## Work request
For each line below that holds the word "unsigned", make a copy.

## Data for the task
====================
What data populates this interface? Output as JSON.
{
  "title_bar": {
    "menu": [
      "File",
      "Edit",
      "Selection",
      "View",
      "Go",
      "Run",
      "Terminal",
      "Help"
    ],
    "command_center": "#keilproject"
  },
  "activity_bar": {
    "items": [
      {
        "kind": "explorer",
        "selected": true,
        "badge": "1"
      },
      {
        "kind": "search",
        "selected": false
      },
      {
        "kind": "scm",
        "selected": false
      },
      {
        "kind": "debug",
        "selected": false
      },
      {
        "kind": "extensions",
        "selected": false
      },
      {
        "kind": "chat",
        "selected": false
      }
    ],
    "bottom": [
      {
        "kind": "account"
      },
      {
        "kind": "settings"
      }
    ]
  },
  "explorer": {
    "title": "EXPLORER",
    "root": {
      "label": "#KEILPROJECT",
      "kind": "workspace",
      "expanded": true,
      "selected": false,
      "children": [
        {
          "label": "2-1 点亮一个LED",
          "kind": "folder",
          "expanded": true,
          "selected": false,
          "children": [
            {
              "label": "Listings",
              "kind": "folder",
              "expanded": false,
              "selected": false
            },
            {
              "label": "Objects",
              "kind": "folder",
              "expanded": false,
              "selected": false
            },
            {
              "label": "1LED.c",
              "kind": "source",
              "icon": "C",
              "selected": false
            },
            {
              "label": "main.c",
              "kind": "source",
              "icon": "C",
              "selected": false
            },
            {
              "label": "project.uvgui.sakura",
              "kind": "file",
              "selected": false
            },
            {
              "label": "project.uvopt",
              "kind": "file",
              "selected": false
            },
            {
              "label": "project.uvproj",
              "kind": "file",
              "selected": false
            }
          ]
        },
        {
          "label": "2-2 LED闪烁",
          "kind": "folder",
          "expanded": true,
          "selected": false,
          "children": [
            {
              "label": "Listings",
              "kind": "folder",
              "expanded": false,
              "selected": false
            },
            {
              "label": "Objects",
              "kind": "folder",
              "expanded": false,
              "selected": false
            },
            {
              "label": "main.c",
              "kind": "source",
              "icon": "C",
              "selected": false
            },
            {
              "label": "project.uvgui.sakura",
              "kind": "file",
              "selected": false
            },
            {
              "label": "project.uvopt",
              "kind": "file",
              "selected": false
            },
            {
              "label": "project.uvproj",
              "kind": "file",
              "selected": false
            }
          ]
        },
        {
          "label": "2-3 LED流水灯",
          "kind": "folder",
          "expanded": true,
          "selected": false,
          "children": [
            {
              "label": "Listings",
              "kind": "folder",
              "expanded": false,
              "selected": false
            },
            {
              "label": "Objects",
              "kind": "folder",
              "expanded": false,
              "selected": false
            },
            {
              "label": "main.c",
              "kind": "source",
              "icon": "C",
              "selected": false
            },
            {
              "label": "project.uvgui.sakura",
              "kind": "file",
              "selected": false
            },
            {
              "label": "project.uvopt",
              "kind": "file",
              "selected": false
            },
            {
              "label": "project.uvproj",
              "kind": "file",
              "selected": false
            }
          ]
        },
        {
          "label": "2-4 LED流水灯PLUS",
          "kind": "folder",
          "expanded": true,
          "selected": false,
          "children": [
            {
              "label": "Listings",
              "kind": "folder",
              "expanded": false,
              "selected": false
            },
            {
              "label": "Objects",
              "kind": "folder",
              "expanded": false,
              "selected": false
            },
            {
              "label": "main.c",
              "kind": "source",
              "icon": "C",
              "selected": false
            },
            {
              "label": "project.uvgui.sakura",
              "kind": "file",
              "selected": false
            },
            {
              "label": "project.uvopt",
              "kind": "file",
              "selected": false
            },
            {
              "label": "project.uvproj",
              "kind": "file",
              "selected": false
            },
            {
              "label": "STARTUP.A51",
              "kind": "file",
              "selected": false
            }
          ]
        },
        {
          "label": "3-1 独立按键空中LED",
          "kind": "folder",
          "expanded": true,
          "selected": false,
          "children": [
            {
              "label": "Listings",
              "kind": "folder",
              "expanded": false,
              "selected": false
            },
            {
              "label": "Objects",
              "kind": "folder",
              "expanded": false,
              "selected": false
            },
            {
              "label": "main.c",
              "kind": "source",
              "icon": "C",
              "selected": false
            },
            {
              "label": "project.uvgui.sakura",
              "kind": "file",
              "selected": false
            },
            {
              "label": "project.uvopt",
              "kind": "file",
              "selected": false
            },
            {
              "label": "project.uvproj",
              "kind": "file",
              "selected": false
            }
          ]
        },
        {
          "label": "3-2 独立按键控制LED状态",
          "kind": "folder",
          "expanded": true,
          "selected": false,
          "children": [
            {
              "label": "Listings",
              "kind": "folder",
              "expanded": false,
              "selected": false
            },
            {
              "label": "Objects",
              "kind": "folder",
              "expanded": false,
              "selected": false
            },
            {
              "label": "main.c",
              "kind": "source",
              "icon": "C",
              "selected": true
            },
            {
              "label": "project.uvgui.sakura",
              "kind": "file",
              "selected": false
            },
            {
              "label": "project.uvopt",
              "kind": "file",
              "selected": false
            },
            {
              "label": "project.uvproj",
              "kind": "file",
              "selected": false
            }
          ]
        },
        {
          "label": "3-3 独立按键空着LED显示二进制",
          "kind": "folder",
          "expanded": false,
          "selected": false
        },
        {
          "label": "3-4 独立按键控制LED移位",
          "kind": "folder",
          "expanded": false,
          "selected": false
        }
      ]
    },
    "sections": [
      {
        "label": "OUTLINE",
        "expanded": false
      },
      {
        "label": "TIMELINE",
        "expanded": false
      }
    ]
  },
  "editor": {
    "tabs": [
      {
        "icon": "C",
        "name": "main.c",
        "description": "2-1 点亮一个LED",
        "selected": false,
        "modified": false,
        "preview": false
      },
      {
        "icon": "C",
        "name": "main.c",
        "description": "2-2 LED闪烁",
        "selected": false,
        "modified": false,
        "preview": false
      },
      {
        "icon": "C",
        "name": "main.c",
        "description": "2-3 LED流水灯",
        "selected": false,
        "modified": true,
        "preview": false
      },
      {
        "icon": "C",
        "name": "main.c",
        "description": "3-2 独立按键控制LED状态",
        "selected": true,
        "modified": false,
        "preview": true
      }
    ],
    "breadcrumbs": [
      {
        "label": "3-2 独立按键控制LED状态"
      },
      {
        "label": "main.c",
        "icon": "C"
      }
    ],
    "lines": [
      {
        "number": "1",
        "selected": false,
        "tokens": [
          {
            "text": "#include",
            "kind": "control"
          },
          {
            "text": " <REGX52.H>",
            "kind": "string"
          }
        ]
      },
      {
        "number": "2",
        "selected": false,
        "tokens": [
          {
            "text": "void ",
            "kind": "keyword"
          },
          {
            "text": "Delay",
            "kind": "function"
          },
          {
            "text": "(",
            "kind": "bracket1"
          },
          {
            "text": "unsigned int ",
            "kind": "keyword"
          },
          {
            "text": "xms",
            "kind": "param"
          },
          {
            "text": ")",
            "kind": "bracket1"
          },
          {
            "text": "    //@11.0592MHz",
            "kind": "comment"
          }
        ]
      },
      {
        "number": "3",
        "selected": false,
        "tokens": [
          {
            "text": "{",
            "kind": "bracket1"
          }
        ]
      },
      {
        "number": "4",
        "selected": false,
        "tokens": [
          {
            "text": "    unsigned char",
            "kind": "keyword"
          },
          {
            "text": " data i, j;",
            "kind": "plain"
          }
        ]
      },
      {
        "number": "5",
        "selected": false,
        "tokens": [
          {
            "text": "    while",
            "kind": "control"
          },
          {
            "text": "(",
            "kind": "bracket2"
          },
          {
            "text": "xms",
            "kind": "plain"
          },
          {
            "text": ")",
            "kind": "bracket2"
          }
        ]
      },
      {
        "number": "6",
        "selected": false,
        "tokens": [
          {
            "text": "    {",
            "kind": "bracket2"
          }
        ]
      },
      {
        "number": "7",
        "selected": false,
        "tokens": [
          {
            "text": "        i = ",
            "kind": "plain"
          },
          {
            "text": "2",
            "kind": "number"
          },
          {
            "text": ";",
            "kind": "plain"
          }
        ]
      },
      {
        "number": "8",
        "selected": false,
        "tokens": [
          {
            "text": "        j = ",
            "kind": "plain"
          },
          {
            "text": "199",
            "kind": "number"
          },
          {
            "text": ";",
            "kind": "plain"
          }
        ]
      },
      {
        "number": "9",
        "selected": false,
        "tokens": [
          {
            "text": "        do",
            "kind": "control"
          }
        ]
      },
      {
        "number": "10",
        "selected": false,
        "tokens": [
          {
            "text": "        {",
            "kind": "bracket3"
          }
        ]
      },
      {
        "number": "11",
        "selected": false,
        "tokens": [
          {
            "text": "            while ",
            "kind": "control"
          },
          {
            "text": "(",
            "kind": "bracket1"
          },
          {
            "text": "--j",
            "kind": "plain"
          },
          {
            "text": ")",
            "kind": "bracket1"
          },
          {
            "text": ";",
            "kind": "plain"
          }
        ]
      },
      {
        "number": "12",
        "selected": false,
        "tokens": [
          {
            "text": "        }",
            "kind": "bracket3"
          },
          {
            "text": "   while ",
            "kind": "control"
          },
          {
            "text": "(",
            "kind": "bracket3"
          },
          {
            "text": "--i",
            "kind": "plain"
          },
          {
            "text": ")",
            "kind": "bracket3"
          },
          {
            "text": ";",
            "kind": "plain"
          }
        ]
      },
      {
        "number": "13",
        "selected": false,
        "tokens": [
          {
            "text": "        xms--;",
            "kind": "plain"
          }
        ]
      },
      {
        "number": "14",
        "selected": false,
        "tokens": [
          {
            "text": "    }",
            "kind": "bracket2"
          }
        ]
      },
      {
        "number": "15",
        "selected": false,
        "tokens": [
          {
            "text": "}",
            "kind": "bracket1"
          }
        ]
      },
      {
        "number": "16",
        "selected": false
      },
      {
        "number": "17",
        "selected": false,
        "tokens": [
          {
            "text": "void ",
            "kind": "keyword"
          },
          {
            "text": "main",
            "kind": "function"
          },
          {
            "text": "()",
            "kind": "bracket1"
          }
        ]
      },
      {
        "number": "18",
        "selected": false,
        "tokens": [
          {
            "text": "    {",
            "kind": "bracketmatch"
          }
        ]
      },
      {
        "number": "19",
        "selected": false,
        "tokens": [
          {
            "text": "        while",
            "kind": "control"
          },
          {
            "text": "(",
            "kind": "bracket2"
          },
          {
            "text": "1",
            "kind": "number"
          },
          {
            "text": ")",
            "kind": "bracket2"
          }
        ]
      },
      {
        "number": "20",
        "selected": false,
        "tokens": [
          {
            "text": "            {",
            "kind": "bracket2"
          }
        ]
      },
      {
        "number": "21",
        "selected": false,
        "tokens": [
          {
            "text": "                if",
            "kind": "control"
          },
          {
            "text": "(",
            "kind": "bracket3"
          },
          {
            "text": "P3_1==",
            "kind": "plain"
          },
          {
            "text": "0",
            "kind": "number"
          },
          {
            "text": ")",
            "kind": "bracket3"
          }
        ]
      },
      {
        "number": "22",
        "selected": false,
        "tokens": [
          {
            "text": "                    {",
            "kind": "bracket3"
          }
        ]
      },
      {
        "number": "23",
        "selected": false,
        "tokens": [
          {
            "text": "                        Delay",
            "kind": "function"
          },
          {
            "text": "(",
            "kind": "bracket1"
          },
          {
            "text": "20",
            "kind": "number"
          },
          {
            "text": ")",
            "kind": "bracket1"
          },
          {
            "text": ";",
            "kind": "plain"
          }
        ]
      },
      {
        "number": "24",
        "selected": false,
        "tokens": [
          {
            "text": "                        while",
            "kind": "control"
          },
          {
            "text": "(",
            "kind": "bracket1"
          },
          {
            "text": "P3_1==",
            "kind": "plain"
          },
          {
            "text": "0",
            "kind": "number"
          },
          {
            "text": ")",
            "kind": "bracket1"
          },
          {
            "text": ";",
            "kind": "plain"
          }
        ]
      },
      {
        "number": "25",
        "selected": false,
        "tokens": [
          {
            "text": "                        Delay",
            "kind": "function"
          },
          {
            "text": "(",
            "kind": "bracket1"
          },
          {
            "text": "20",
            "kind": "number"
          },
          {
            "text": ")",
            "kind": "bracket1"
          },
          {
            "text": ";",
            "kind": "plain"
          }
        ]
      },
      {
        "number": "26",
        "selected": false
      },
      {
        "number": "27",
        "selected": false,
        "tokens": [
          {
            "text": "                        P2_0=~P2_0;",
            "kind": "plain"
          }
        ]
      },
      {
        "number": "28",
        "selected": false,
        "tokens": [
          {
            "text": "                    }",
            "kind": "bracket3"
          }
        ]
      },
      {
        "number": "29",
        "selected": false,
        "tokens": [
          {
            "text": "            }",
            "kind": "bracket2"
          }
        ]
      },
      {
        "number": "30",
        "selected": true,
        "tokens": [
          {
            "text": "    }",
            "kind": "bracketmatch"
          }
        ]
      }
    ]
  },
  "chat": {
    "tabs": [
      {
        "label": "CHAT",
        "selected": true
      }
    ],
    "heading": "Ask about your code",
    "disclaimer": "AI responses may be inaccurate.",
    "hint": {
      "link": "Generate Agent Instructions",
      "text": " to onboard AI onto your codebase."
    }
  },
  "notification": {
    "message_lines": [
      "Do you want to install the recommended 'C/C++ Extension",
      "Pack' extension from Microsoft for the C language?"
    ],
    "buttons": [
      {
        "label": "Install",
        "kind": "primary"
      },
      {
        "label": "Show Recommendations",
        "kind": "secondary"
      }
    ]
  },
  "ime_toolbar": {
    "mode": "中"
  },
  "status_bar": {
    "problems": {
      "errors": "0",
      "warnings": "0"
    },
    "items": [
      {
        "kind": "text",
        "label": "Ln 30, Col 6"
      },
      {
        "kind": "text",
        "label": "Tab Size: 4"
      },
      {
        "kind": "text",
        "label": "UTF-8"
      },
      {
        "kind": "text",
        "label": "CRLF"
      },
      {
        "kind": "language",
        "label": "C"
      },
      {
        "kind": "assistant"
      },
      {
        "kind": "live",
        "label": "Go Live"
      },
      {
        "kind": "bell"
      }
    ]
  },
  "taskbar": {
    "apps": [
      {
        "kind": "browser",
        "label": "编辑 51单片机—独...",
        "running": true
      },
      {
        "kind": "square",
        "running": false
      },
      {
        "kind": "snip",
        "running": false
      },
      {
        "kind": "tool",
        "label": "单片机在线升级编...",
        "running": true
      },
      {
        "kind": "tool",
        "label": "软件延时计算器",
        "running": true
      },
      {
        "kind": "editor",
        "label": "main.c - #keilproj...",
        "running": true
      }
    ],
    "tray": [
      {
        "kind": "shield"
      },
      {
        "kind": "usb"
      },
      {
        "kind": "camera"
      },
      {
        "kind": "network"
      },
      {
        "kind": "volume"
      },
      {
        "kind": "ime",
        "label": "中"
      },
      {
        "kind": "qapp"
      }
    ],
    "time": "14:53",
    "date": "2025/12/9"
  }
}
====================
## Answer for this exercise
            "text": "unsigned int ",
            "text": "    unsigned char",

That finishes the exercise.